[Source records]
***

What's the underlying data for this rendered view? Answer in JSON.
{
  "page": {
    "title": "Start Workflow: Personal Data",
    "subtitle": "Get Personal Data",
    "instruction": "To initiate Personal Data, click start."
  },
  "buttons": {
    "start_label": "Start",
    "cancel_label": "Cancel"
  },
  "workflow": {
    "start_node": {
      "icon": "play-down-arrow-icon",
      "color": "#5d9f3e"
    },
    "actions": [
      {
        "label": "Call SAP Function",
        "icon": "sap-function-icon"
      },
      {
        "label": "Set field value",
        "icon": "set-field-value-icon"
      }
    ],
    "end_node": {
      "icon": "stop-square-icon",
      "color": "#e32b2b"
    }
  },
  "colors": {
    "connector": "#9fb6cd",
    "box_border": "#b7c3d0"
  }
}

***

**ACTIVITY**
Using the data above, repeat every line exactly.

**ANSWER SECTION**
What's the underlying data for this rendered view? Answer in JSON.
{
  "page": {
    "title": "Start Workflow: Personal Data",
    "subtitle": "Get Personal Data",
    "instruction": "To initiate Personal Data, click start."
  },
  "buttons": {
    "start_label": "Start",
    "cancel_label": "Cancel"
  },
  "workflow": {
    "start_node": {
      "icon": "play-down-arrow-icon",
      "color": "#5d9f3e"
    },
    "actions": [
      {
        "label": "Call SAP Function",
        "icon": "sap-function-icon"
      },
      {
        "label": "Set field value",
        "icon": "set-field-value-icon"
      }
    ],
    "end_node": {
      "icon": "stop-square-icon",
      "color": "#e32b2b"
    }
  },
  "colors": {
    "connector": "#9fb6cd",
    "box_border": "#b7c3d0"
  }
}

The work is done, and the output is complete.